7) Command & control and resilience
Command and control centres must be particularly resilient as they are prime targets for adversarial activities. With its Naval Operations Centre in Rostock, the German Navy already operates a stationary maritime headquarters for the Baltic Sea area. Moreover, it must be able to lead NATO naval task forces from the sea.
To address this, the Navy needs both an alternative headquarters in a remote location with hardened buildings in addition to the Naval Operations Centre in Rostock’s city centre and the ability to deploy operational sea-based naval staffs at very short notice to increase its overall command and control resilience.
The Germany Navy and its Fleet 2035 and Beyond
The particular characteristics of the maritime area of operations and the requirements resulting from the new NATO Force Structure demand comprehensive capabilities of the German Navy. These include operations in the open Atlantic Ocean as well as in the North and Baltic Seas.
For the structure and objectives envisaged for the German Navy from 2035 onward, the following aspects are thus of vital importance: Warships must be capable of conducting multi-dimensional maritime warfare in the North Atlantic Ocean over large distances. For this purpose, they also need high striking power and survivability. Unmanned systems complement the capability to cover wide areas. The particular threat situation in the Baltic Sea requires preferably unmanned, simple, and cost-effective weapon systems that are available in large numbers.
What matters now
The Navy must prepare for high-intensity battles, procure a high number of unmanned systems, and employ artificial intelligence, especially for monitoring and evaluating the situational picture. For this kind of Navy to become a reality, two things are crucial now:
The way to the future of the German Navy must be financed in a sustainable manner.
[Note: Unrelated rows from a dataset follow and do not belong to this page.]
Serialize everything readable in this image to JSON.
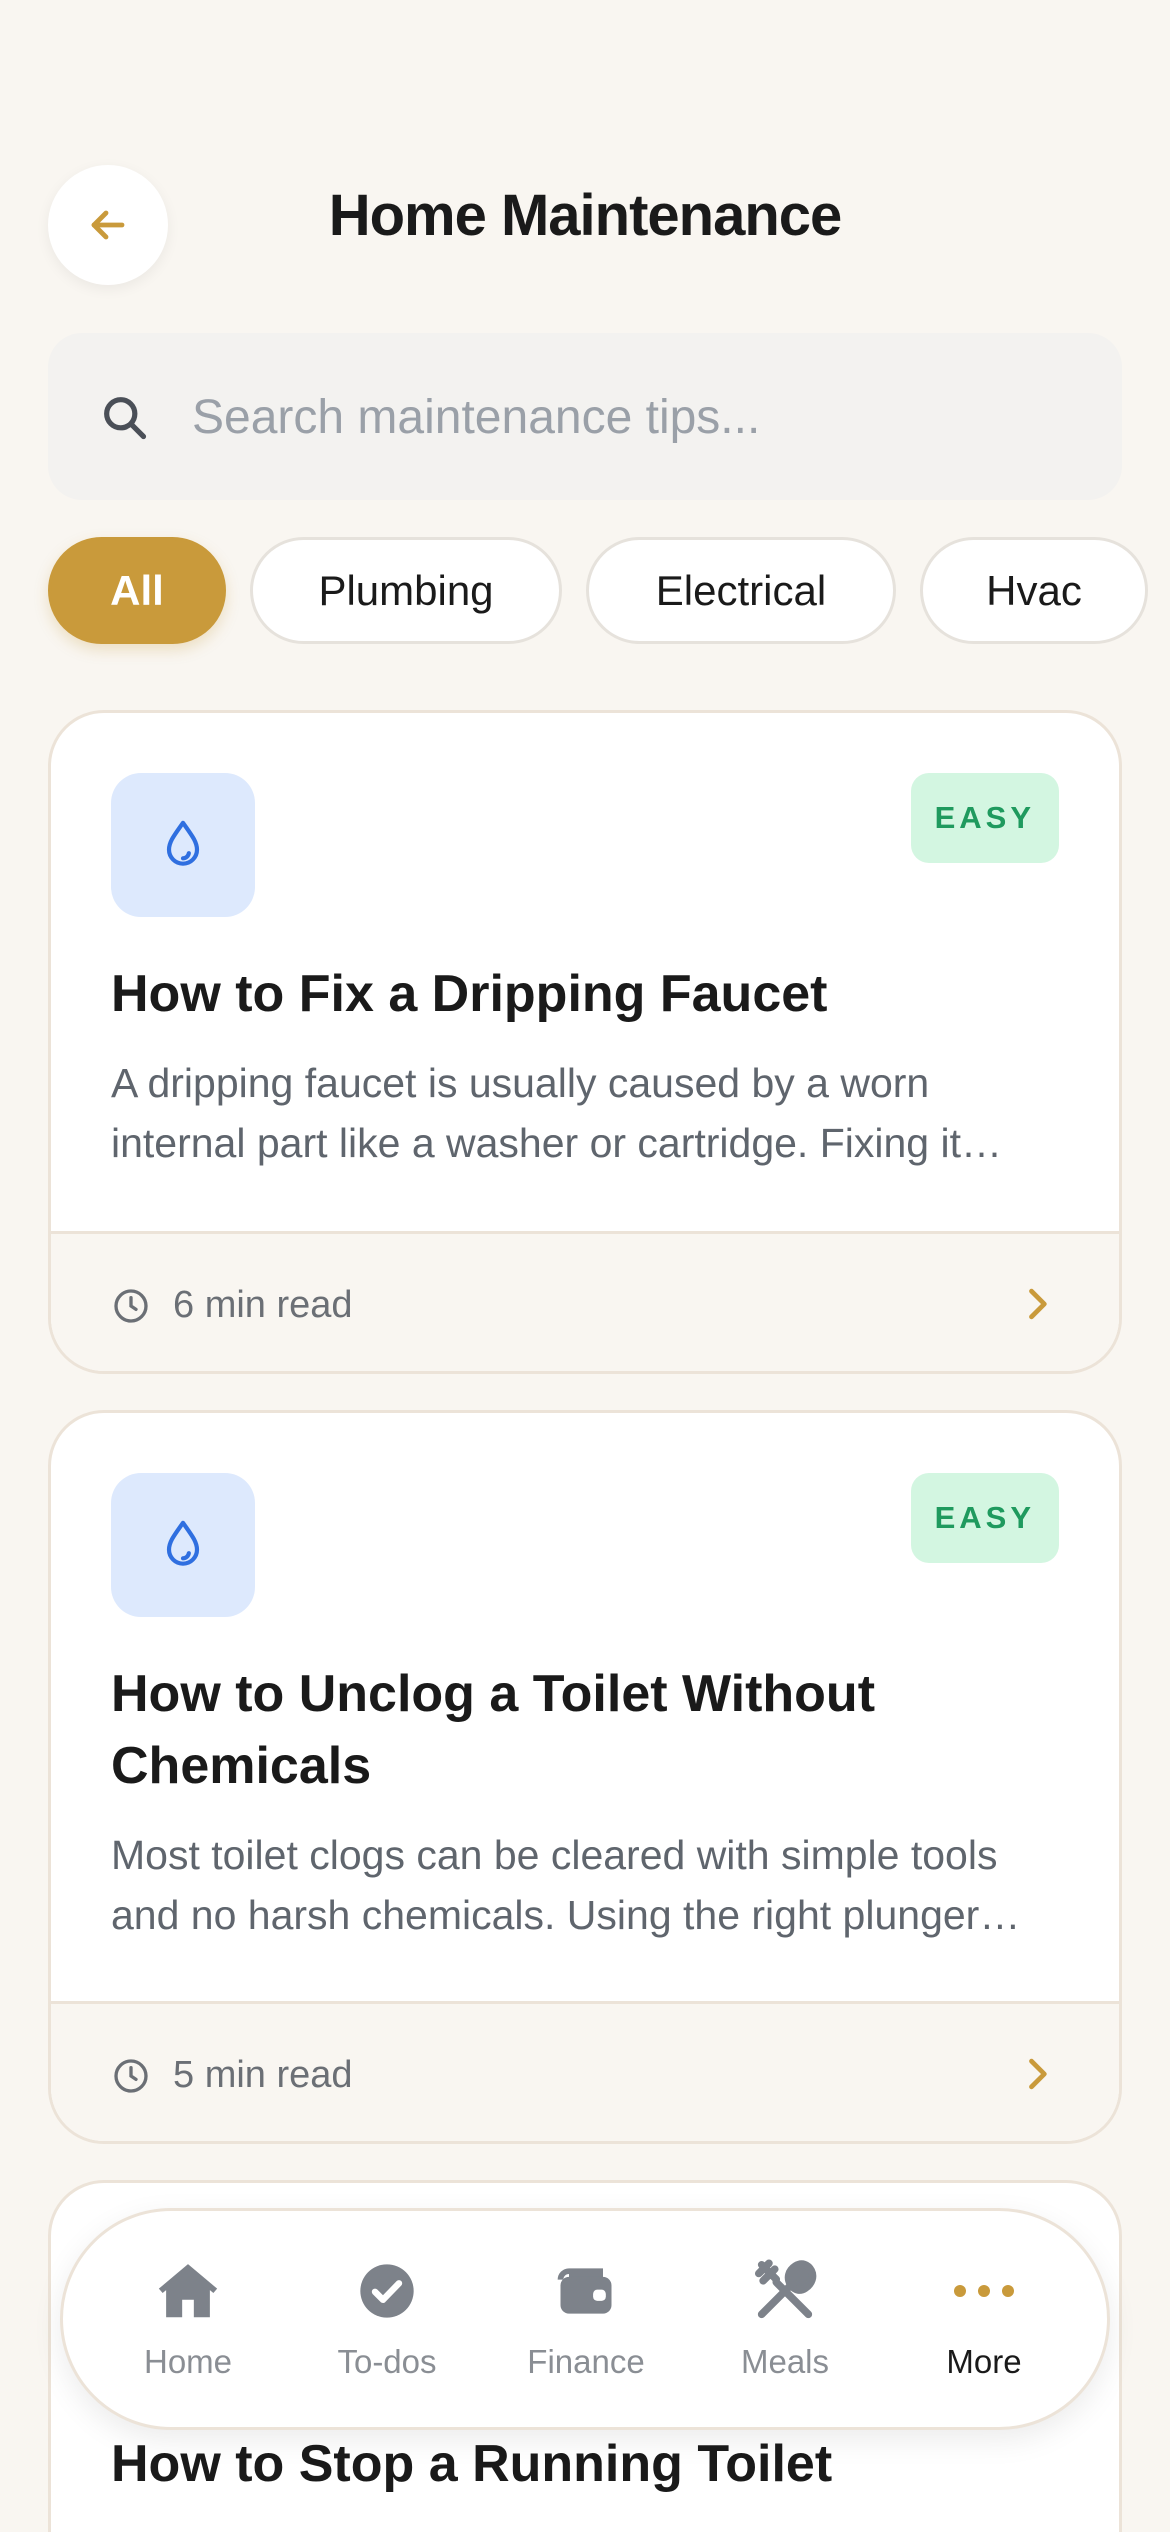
{
  "header": {
    "title": "Home Maintenance"
  },
  "search": {
    "placeholder": "Search maintenance tips..."
  },
  "filters": [
    "All",
    "Plumbing",
    "Electrical",
    "Hvac"
  ],
  "articles": [
    {
      "difficulty": "EASY",
      "icon": "water-drop-icon",
      "title": "How to Fix a Dripping Faucet",
      "excerpt": "A dripping faucet is usually caused by a worn internal part like a washer or cartridge. Fixing it yourself is usually a quick job.",
      "read_time": "6 min read"
    },
    {
      "difficulty": "EASY",
      "icon": "water-drop-icon",
      "title": "How to Unclog a Toilet Without Chemicals",
      "excerpt": "Most toilet clogs can be cleared with simple tools and no harsh chemicals. Using the right plunger makes all the difference.",
      "read_time": "5 min read"
    },
    {
      "title": "How to Stop a Running Toilet"
    }
  ],
  "nav": [
    {
      "label": "Home",
      "icon": "house-icon"
    },
    {
      "label": "To-dos",
      "icon": "check-circle-icon"
    },
    {
      "label": "Finance",
      "icon": "wallet-icon"
    },
    {
      "label": "Meals",
      "icon": "utensils-icon"
    },
    {
      "label": "More",
      "icon": "more-dots-icon"
    }
  ],
  "colors": {
    "accent": "#c99a3b",
    "background": "#f9f6f1",
    "badge_easy_bg": "#d3f6e1",
    "badge_easy_text": "#1f9a5e",
    "icon_bg": "#dde9fd",
    "icon_blue": "#2f6fe0"
  }
}
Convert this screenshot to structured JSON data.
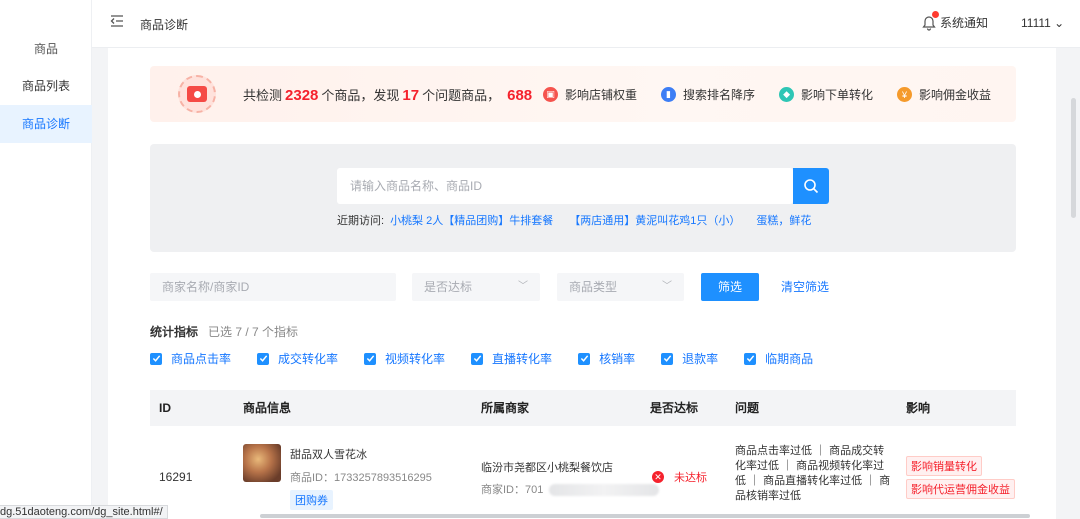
{
  "sidebar": {
    "group": "商品",
    "items": [
      {
        "label": "商品列表",
        "active": false
      },
      {
        "label": "商品诊断",
        "active": true
      }
    ]
  },
  "header": {
    "collapse_icon": "menu-fold-icon",
    "breadcrumb": "商品诊断",
    "notify_label": "系统通知",
    "user": "11111 ⌄"
  },
  "banner": {
    "prefix": "共检测",
    "total": "2328",
    "mid": "个商品，发现",
    "issues": "17",
    "suffix": "个问题商品，",
    "extra": "688",
    "impacts": [
      {
        "label": "影响店铺权重",
        "color": "#f5544e",
        "icon": "▣"
      },
      {
        "label": "搜索排名降序",
        "color": "#3d7ef5",
        "icon": "▮"
      },
      {
        "label": "影响下单转化",
        "color": "#2fc6b5",
        "icon": "◆"
      },
      {
        "label": "影响佣金收益",
        "color": "#f59a2b",
        "icon": "¥"
      }
    ]
  },
  "search": {
    "placeholder": "请输入商品名称、商品ID",
    "recent_label": "近期访问:",
    "recent": [
      "小桃梨 2人【精品团购】牛排套餐",
      "【两店通用】黄泥叫花鸡1只（小）",
      "蛋糕，鲜花"
    ]
  },
  "filters": {
    "merchant_placeholder": "商家名称/商家ID",
    "standard_placeholder": "是否达标",
    "type_placeholder": "商品类型",
    "filter_btn": "筛选",
    "clear_btn": "清空筛选"
  },
  "metrics": {
    "title": "统计指标",
    "selected": "已选 7 / 7 个指标",
    "items": [
      "商品点击率",
      "成交转化率",
      "视频转化率",
      "直播转化率",
      "核销率",
      "退款率",
      "临期商品"
    ]
  },
  "table": {
    "headers": [
      "ID",
      "商品信息",
      "所属商家",
      "是否达标",
      "问题",
      "影响"
    ],
    "rows": [
      {
        "id": "16291",
        "name": "甜品双人雪花冰",
        "product_id": "商品ID：1733257893516295",
        "tag": "团购券",
        "merchant": "临汾市尧都区小桃梨餐饮店",
        "merchant_id": "商家ID：701",
        "status": "未达标",
        "issue": "商品点击率过低 ｜ 商品成交转化率过低 ｜ 商品视频转化率过低 ｜ 商品直播转化率过低 ｜ 商品核销率过低",
        "impacts": [
          "影响销量转化",
          "影响代运营佣金收益"
        ]
      }
    ]
  },
  "statusbar": "dg.51daoteng.com/dg_site.html#/"
}
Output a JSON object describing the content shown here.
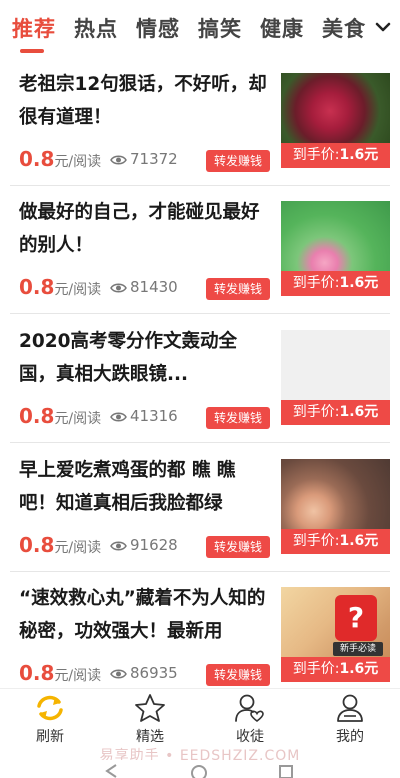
{
  "tabs": [
    {
      "label": "推荐",
      "active": true
    },
    {
      "label": "热点",
      "active": false
    },
    {
      "label": "情感",
      "active": false
    },
    {
      "label": "搞笑",
      "active": false
    },
    {
      "label": "健康",
      "active": false
    },
    {
      "label": "美食",
      "active": false
    }
  ],
  "articles": [
    {
      "title": "老祖宗12句狠话，不好听，却很有道理！",
      "price": "0.8",
      "price_unit": "元/阅读",
      "views": "71372",
      "share_label": "转发赚钱",
      "thumb_label": "到手价:",
      "thumb_price": "1.6元",
      "thumb_icon": "rose-image"
    },
    {
      "title": "做最好的自己，才能碰见最好的别人！",
      "price": "0.8",
      "price_unit": "元/阅读",
      "views": "81430",
      "share_label": "转发赚钱",
      "thumb_label": "到手价:",
      "thumb_price": "1.6元",
      "thumb_icon": "lotus-image"
    },
    {
      "title": "2020高考零分作文轰动全国，真相大跌眼镜...",
      "price": "0.8",
      "price_unit": "元/阅读",
      "views": "41316",
      "share_label": "转发赚钱",
      "thumb_label": "到手价:",
      "thumb_price": "1.6元",
      "thumb_icon": "blank-image"
    },
    {
      "title": "早上爱吃煮鸡蛋的都 瞧 瞧吧！知道真相后我脸都绿",
      "price": "0.8",
      "price_unit": "元/阅读",
      "views": "91628",
      "share_label": "转发赚钱",
      "thumb_label": "到手价:",
      "thumb_price": "1.6元",
      "thumb_icon": "eggs-image"
    },
    {
      "title": "“速效救心丸”藏着不为人知的秘密，功效强大！最新用",
      "price": "0.8",
      "price_unit": "元/阅读",
      "views": "86935",
      "share_label": "转发赚钱",
      "thumb_label": "到手价:",
      "thumb_price": "1.6元",
      "thumb_icon": "gift-badge-image",
      "badge_label": "新手必读"
    }
  ],
  "bottom_nav": [
    {
      "label": "刷新",
      "icon": "refresh-icon",
      "active": true
    },
    {
      "label": "精选",
      "icon": "star-icon",
      "active": false
    },
    {
      "label": "收徒",
      "icon": "user-heart-icon",
      "active": false
    },
    {
      "label": "我的",
      "icon": "profile-icon",
      "active": false
    }
  ],
  "watermark": "易享助手 • EEDSHZIZ.COM",
  "colors": {
    "accent": "#e84d3d",
    "button": "#ee4a46",
    "refresh": "#f5b400"
  }
}
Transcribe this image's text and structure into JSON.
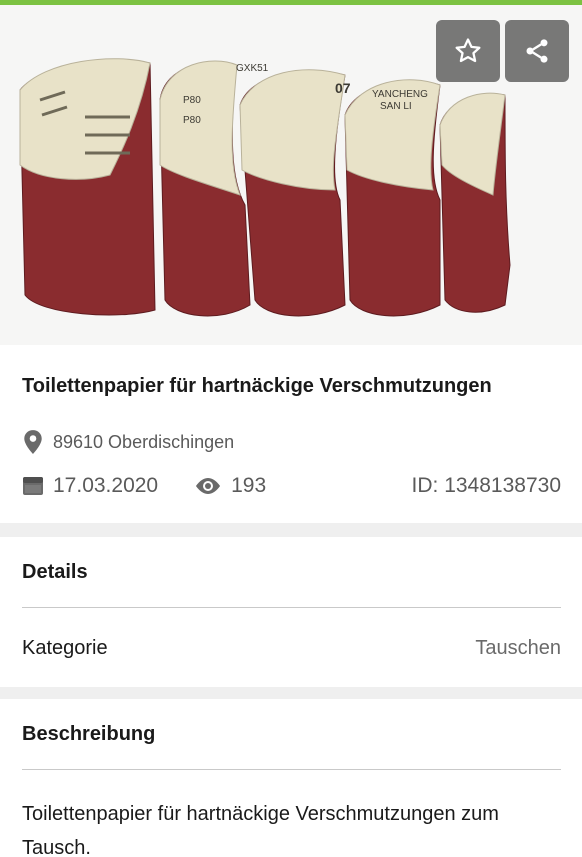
{
  "colors": {
    "accent": "#7cc242",
    "belt": "#8a2c2f",
    "belt_dark": "#5e1b1f",
    "backing": "#e8e2c8",
    "overlay_button": "#464646"
  },
  "photo": {
    "description_icon": "product-photo",
    "backing_prints": [
      "P80",
      "P80",
      "GXK51",
      "YANCHENG",
      "SAN LI",
      "07"
    ]
  },
  "actions": {
    "favorite_icon": "star-outline-icon",
    "share_icon": "share-icon"
  },
  "listing": {
    "title": "Toilettenpapier für hartnäckige Verschmutzungen",
    "location": "89610 Oberdischingen",
    "date": "17.03.2020",
    "views": "193",
    "ad_id": "ID: 1348138730"
  },
  "details": {
    "heading": "Details",
    "rows": [
      {
        "label": "Kategorie",
        "value": "Tauschen"
      }
    ]
  },
  "description": {
    "heading": "Beschreibung",
    "text": "Toilettenpapier für hartnäckige Verschmutzungen zum Tausch."
  }
}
The time to start testing the employment and operation of unmanned systems in experimental projects is now, so that lessons can be learned and the procurement of the indicated numbers can be initiated with minimised risk.
1) Mass Matters
In a possible war of attrition in the context of national and collective defence, mass also means resilience. This leads to the following requirements:
A factor of 3 needs to be consistently applied to the required number of naval means of warfare (1/3 of vessels in maintenance, 1/3 at full combat readiness, 1/3 at graduated levels of combat readiness).
A standardisation of naval means of warfare facilitates both the provisioning of spare parts and training. Means of warfare must be designed for ease of use.
2) Orientation Towards the Future
The Navy’s structure must:
be sufficiently flexible to adapt it to the demographic development minimise risks for its personnel on deployments,
enable the testing of new unmanned capabilities in short time frames with a small number of commercially available prototypes (experimentation).
3) Multi-Domain Operations
The Navy contributes to combined arms operations through:
system approaches that are networked, swarm-capable and, wherever possible, unmanned
the development of maritime strike capabilities.
Resilience means the capability to remain operational after having sustained losses. This requires:
the protection of a small number of bases for resupply and maintenance
an alternative hardened operational command and control centre as well as mobile tactical command and control at sea.
Other navies’ projects
Navies around the world are paying more and more attention to autonomous systems, with the USUnited States Navy and Royal Navy leading the way. But other European partners, such as France, are also participating in the trend. The latter are focusing in particular on unmanned mine countermeasures in the future.